**What is required**
Below is a listing to write out in full, exactly as given, without its pictures.

**Supplied material**
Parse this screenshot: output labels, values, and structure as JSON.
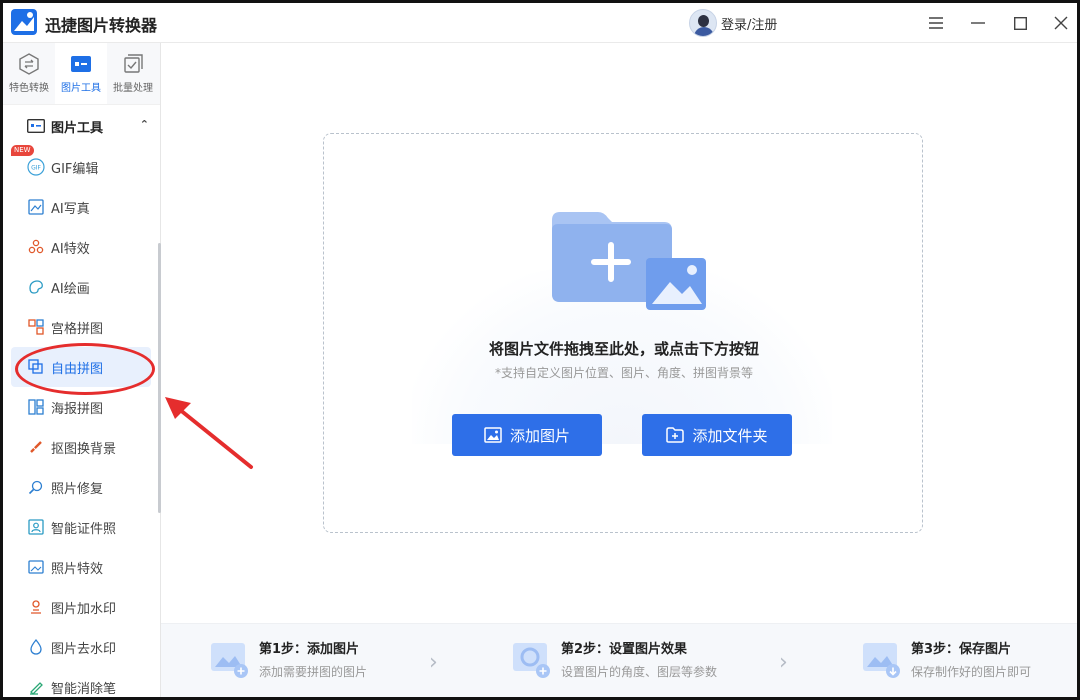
{
  "app": {
    "title": "迅捷图片转换器"
  },
  "header": {
    "login_label": "登录/注册"
  },
  "sidebar": {
    "tabs": [
      {
        "label": "特色转换",
        "icon": "convert-icon"
      },
      {
        "label": "图片工具",
        "icon": "image-tools-icon",
        "active": true
      },
      {
        "label": "批量处理",
        "icon": "batch-icon"
      }
    ],
    "group_title": "图片工具",
    "items": [
      {
        "label": "GIF编辑",
        "icon": "gif-icon",
        "badge": "NEW"
      },
      {
        "label": "AI写真",
        "icon": "ai-portrait-icon"
      },
      {
        "label": "AI特效",
        "icon": "ai-effects-icon"
      },
      {
        "label": "AI绘画",
        "icon": "ai-paint-icon"
      },
      {
        "label": "宫格拼图",
        "icon": "grid-collage-icon"
      },
      {
        "label": "自由拼图",
        "icon": "free-collage-icon",
        "active": true
      },
      {
        "label": "海报拼图",
        "icon": "poster-collage-icon"
      },
      {
        "label": "抠图换背景",
        "icon": "cutout-icon"
      },
      {
        "label": "照片修复",
        "icon": "photo-repair-icon"
      },
      {
        "label": "智能证件照",
        "icon": "id-photo-icon"
      },
      {
        "label": "照片特效",
        "icon": "photo-effects-icon"
      },
      {
        "label": "图片加水印",
        "icon": "add-watermark-icon"
      },
      {
        "label": "图片去水印",
        "icon": "remove-watermark-icon"
      },
      {
        "label": "智能消除笔",
        "icon": "eraser-pen-icon"
      }
    ]
  },
  "dropzone": {
    "title": "将图片文件拖拽至此处，或点击下方按钮",
    "subtitle": "*支持自定义图片位置、图片、角度、拼图背景等",
    "add_image_label": "添加图片",
    "add_folder_label": "添加文件夹"
  },
  "steps": [
    {
      "title": "第1步：添加图片",
      "desc": "添加需要拼图的图片"
    },
    {
      "title": "第2步：设置图片效果",
      "desc": "设置图片的角度、图层等参数"
    },
    {
      "title": "第3步：保存图片",
      "desc": "保存制作好的图片即可"
    }
  ],
  "colors": {
    "accent": "#2e6fe8",
    "annotation": "#e52d2d"
  }
}
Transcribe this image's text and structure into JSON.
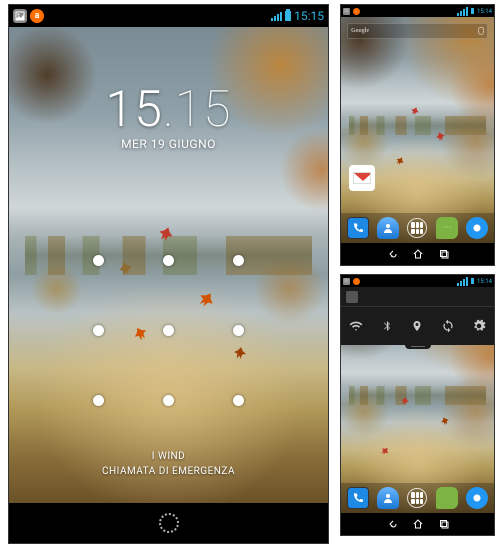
{
  "colors": {
    "accent": "#33b5e5"
  },
  "status": {
    "time": "15:15",
    "notif_gallery_bg": "#ff9800",
    "notif_gallery_fg": "#fff",
    "notif_gallery_glyph": "▣",
    "small_time": "15:14"
  },
  "lock": {
    "hours": "15",
    "minutes": "15",
    "separator": ".",
    "date": "MER 19 GIUGNO",
    "carrier": "I WIND",
    "emergency": "CHIAMATA DI EMERGENZA"
  },
  "home": {
    "search_brand": "Google",
    "gmail_label": "Gmail",
    "dock": {
      "phone": "Phone",
      "contacts": "Contacts",
      "apps": "Apps",
      "messaging": "Messaging",
      "browser": "Browser"
    }
  },
  "qs": {
    "owner": "",
    "toggles": [
      {
        "name": "wifi"
      },
      {
        "name": "bluetooth"
      },
      {
        "name": "location"
      },
      {
        "name": "sync"
      },
      {
        "name": "settings"
      }
    ]
  },
  "nav": {
    "back": "Back",
    "home": "Home",
    "recent": "Recent apps"
  }
}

**Task result**
Parse this screenshot: output labels, values, and structure as JSON.
{
  "app": {
    "title": "迅捷图片转换器"
  },
  "header": {
    "login_label": "登录/注册"
  },
  "sidebar": {
    "tabs": [
      {
        "label": "特色转换",
        "icon": "convert-icon"
      },
      {
        "label": "图片工具",
        "icon": "image-tools-icon",
        "active": true
      },
      {
        "label": "批量处理",
        "icon": "batch-icon"
      }
    ],
    "group_title": "图片工具",
    "items": [
      {
        "label": "GIF编辑",
        "icon": "gif-icon",
        "badge": "NEW"
      },
      {
        "label": "AI写真",
        "icon": "ai-portrait-icon"
      },
      {
        "label": "AI特效",
        "icon": "ai-effects-icon"
      },
      {
        "label": "AI绘画",
        "icon": "ai-paint-icon"
      },
      {
        "label": "宫格拼图",
        "icon": "grid-collage-icon"
      },
      {
        "label": "自由拼图",
        "icon": "free-collage-icon",
        "active": true
      },
      {
        "label": "海报拼图",
        "icon": "poster-collage-icon"
      },
      {
        "label": "抠图换背景",
        "icon": "cutout-icon"
      },
      {
        "label": "照片修复",
        "icon": "photo-repair-icon"
      },
      {
        "label": "智能证件照",
        "icon": "id-photo-icon"
      },
      {
        "label": "照片特效",
        "icon": "photo-effects-icon"
      },
      {
        "label": "图片加水印",
        "icon": "add-watermark-icon"
      },
      {
        "label": "图片去水印",
        "icon": "remove-watermark-icon"
      },
      {
        "label": "智能消除笔",
        "icon": "eraser-pen-icon"
      }
    ]
  },
  "dropzone": {
    "title": "将图片文件拖拽至此处，或点击下方按钮",
    "subtitle": "*支持自定义图片位置、图片、角度、拼图背景等",
    "add_image_label": "添加图片",
    "add_folder_label": "添加文件夹"
  },
  "steps": [
    {
      "title": "第1步：添加图片",
      "desc": "添加需要拼图的图片"
    },
    {
      "title": "第2步：设置图片效果",
      "desc": "设置图片的角度、图层等参数"
    },
    {
      "title": "第3步：保存图片",
      "desc": "保存制作好的图片即可"
    }
  ],
  "colors": {
    "accent": "#2e6fe8",
    "annotation": "#e52d2d"
  }
}
Transcribe this image's text and structure into JSON.
{
  "colors": {
    "accent": "#33b5e5"
  },
  "status": {
    "time": "15:15",
    "notif_gallery_bg": "#ff9800",
    "notif_gallery_fg": "#fff",
    "notif_gallery_glyph": "▣",
    "small_time": "15:14"
  },
  "lock": {
    "hours": "15",
    "minutes": "15",
    "separator": ".",
    "date": "MER 19 GIUGNO",
    "carrier": "I WIND",
    "emergency": "CHIAMATA DI EMERGENZA"
  },
  "home": {
    "search_brand": "Google",
    "gmail_label": "Gmail",
    "dock": {
      "phone": "Phone",
      "contacts": "Contacts",
      "apps": "Apps",
      "messaging": "Messaging",
      "browser": "Browser"
    }
  },
  "qs": {
    "owner": "",
    "toggles": [
      {
        "name": "wifi"
      },
      {
        "name": "bluetooth"
      },
      {
        "name": "location"
      },
      {
        "name": "sync"
      },
      {
        "name": "settings"
      }
    ]
  },
  "nav": {
    "back": "Back",
    "home": "Home",
    "recent": "Recent apps"
  }
}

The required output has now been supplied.